▶ _TASK INSTRUCTIONS_: The job is to find each line in the entries holding the string "power" and copy that line.

▶ _TASK MATERIAL_:
___

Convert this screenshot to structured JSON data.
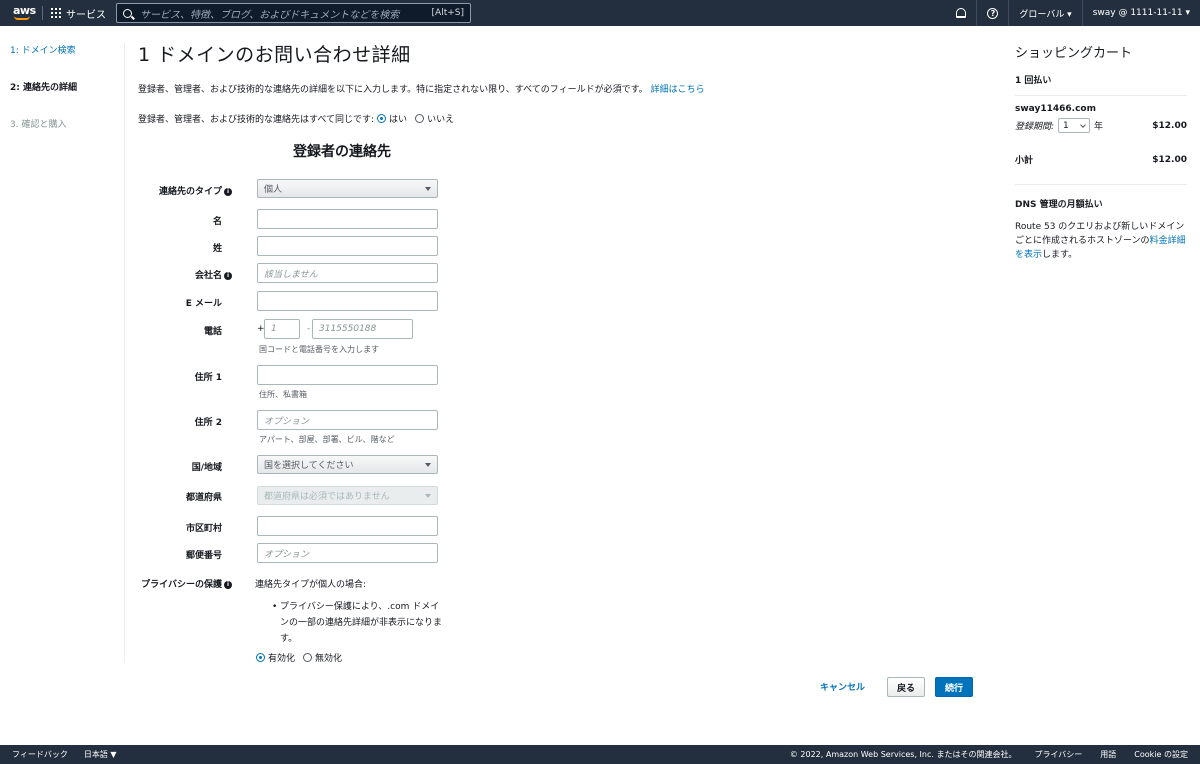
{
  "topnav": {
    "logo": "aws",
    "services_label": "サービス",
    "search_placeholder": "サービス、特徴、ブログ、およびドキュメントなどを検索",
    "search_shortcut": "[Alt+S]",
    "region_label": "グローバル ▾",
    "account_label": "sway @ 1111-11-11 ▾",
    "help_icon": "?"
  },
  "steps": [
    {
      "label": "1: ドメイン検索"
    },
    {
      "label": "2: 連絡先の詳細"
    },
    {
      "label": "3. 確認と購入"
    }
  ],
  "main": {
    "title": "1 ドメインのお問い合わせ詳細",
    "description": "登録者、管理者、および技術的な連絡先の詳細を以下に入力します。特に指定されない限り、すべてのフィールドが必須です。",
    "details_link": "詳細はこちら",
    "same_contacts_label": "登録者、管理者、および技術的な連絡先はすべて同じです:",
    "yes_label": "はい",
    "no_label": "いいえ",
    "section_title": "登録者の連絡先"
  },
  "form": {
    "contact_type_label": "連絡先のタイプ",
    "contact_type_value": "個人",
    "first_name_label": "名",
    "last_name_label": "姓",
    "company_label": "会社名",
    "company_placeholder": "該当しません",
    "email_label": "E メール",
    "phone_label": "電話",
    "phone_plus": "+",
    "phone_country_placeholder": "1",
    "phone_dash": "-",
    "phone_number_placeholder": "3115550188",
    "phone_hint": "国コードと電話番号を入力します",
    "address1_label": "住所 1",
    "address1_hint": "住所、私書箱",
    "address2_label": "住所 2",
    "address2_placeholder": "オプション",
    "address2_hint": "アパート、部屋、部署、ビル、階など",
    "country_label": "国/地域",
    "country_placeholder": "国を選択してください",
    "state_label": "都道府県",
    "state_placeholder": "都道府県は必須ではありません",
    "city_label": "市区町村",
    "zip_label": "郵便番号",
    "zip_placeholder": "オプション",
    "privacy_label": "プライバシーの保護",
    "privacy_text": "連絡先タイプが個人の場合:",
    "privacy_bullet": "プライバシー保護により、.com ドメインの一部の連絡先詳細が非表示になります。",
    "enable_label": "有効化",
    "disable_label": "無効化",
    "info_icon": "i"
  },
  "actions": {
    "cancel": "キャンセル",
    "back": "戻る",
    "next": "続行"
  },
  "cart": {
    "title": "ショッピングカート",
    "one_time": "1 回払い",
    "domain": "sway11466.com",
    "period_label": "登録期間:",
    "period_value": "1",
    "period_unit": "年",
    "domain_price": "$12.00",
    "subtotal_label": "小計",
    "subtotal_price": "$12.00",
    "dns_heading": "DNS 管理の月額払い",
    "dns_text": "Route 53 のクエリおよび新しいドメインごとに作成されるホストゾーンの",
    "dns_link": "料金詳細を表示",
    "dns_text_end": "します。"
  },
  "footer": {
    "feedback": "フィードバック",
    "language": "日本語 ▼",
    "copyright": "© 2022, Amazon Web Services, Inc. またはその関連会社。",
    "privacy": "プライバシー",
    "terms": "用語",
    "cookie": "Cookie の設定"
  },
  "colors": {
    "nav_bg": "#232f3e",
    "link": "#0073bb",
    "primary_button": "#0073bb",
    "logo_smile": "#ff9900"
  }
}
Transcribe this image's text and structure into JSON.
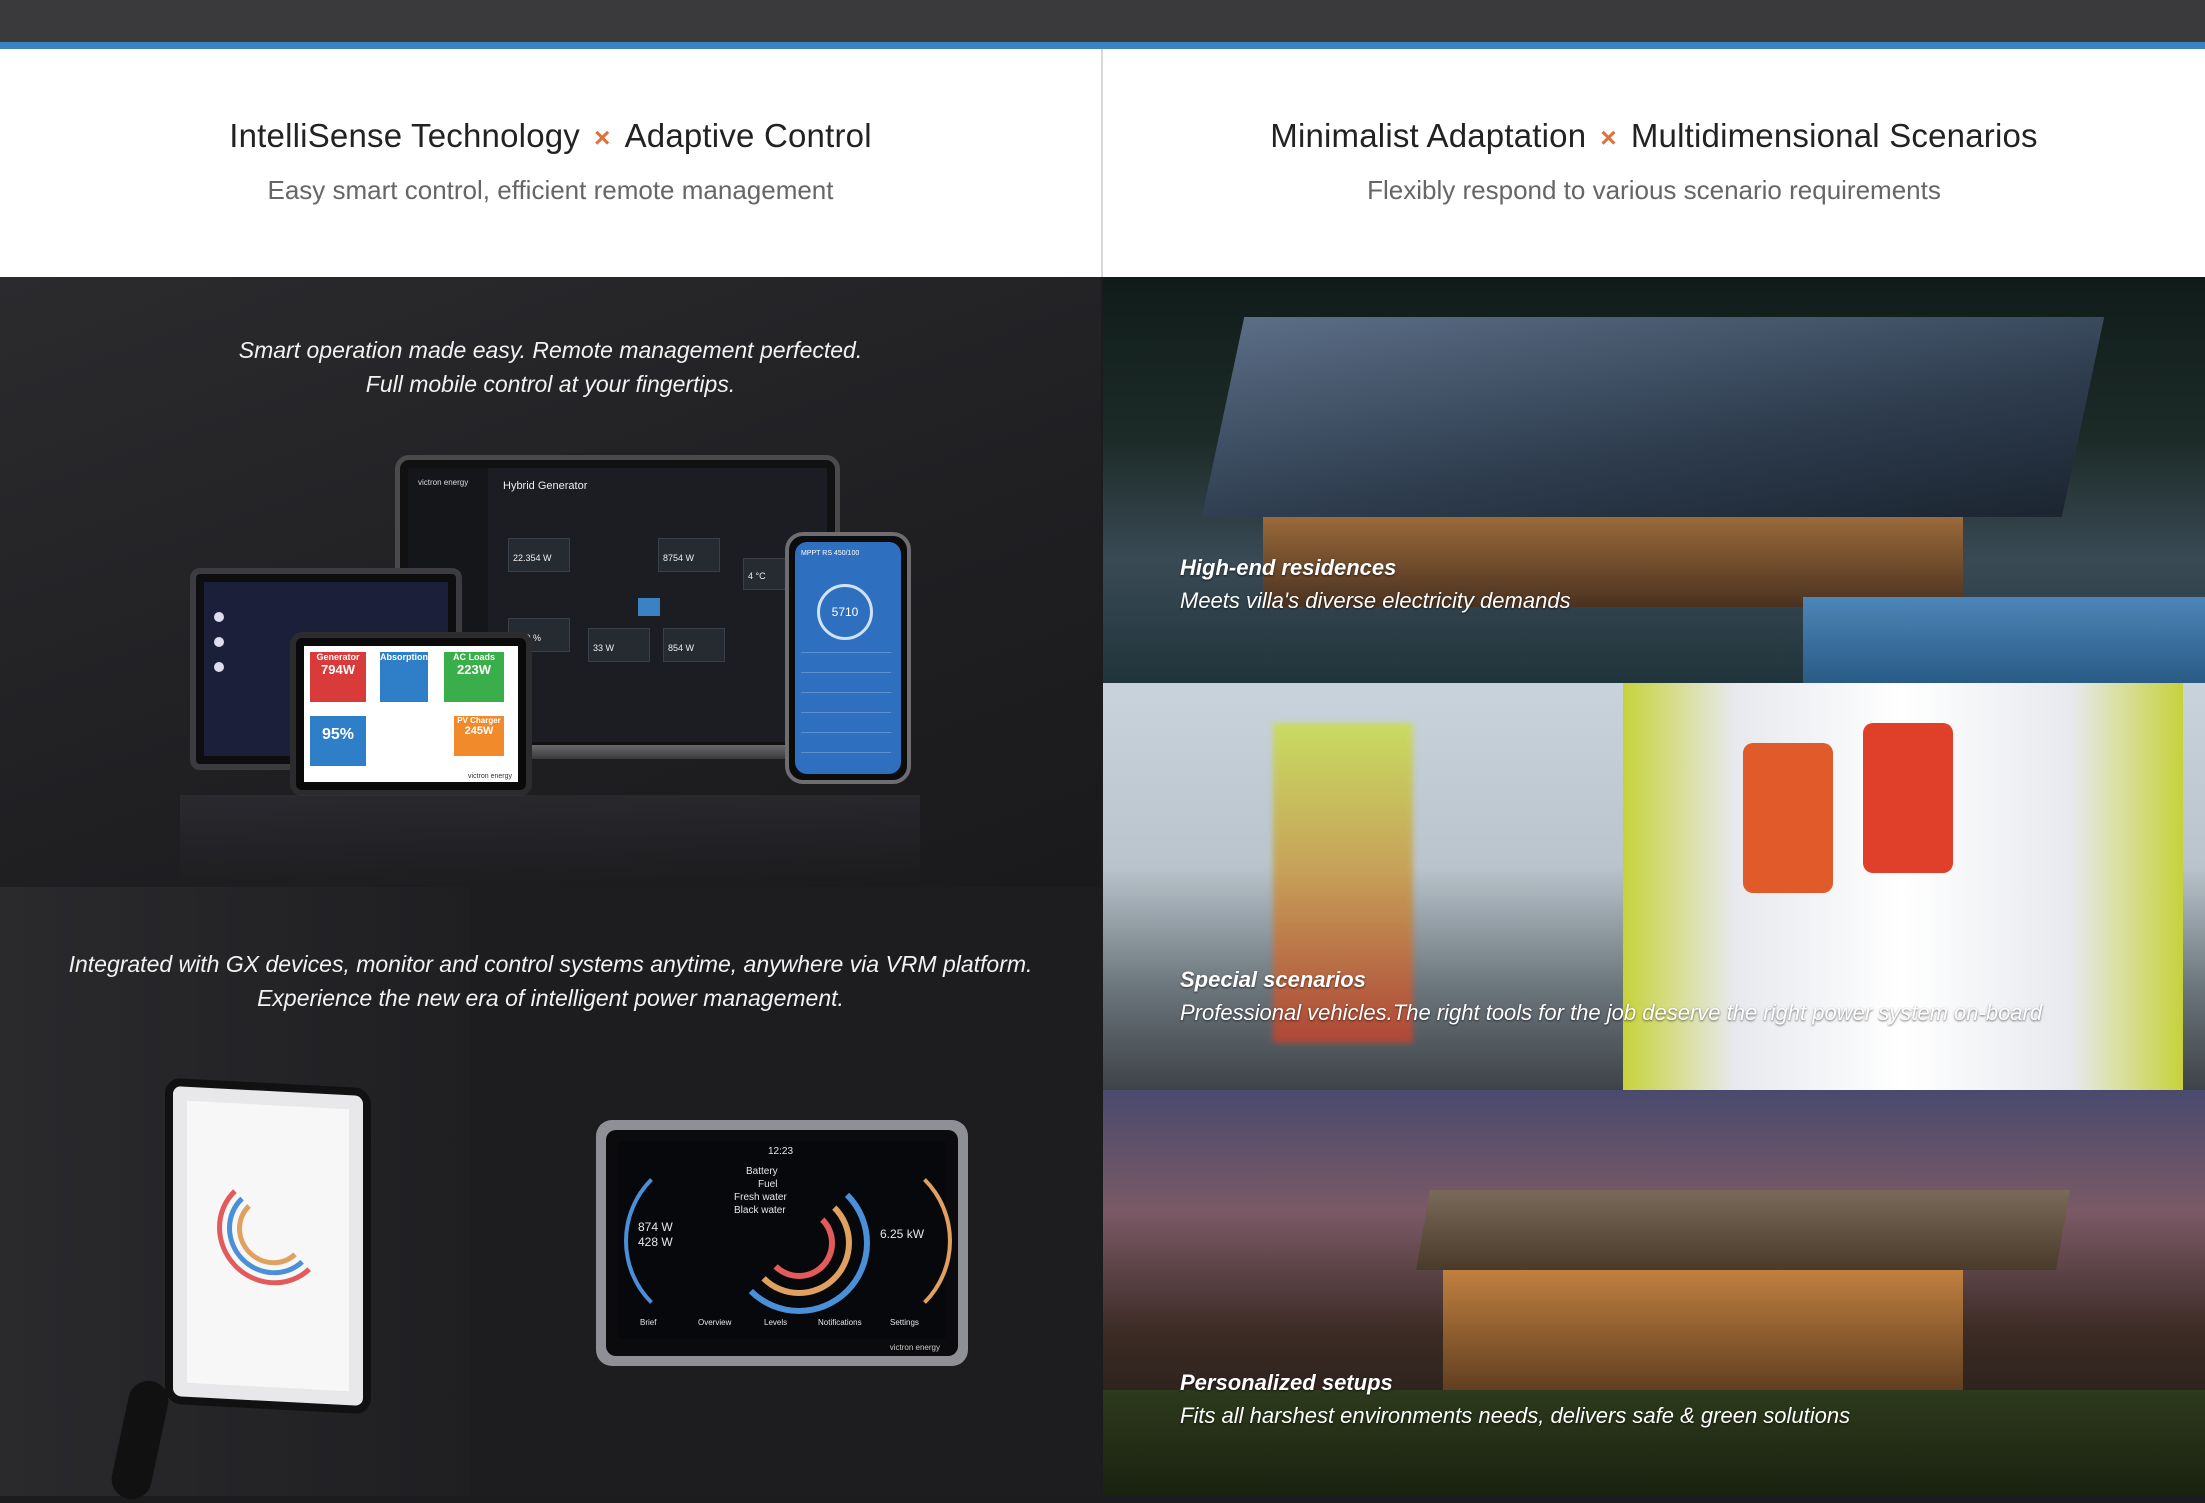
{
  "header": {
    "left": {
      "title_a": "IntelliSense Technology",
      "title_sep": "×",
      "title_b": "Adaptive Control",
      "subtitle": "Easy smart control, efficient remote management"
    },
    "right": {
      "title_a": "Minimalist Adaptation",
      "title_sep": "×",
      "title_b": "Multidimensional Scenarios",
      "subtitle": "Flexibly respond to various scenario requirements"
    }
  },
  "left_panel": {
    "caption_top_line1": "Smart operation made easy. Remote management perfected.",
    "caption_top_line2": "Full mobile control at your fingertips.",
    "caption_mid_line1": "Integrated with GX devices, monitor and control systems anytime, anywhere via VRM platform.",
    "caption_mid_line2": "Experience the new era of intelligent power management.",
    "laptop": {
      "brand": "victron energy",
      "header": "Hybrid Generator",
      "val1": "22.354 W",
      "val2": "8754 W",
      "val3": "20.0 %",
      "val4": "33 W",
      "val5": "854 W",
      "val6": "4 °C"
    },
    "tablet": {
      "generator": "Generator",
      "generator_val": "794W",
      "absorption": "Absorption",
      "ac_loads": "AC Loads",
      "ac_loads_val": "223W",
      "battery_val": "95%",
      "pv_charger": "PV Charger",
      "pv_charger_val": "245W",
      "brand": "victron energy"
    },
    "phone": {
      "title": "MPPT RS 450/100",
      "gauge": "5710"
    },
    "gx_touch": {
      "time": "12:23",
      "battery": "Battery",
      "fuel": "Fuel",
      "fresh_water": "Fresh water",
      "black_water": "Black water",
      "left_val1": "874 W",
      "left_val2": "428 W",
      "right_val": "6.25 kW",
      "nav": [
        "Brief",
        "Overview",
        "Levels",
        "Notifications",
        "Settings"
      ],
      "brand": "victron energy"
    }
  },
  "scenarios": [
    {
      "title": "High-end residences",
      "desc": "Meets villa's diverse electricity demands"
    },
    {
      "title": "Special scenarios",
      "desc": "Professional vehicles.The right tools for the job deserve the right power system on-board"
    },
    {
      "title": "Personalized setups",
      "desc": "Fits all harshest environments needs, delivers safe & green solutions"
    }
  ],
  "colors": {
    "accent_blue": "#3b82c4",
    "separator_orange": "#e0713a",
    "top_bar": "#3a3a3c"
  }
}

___

▶ _EXERCISE SOLUTION_:
    "caption_mid_line2": "Experience the new era of intelligent power management.",
      "desc": "Professional vehicles.The right tools for the job deserve the right power system on-board"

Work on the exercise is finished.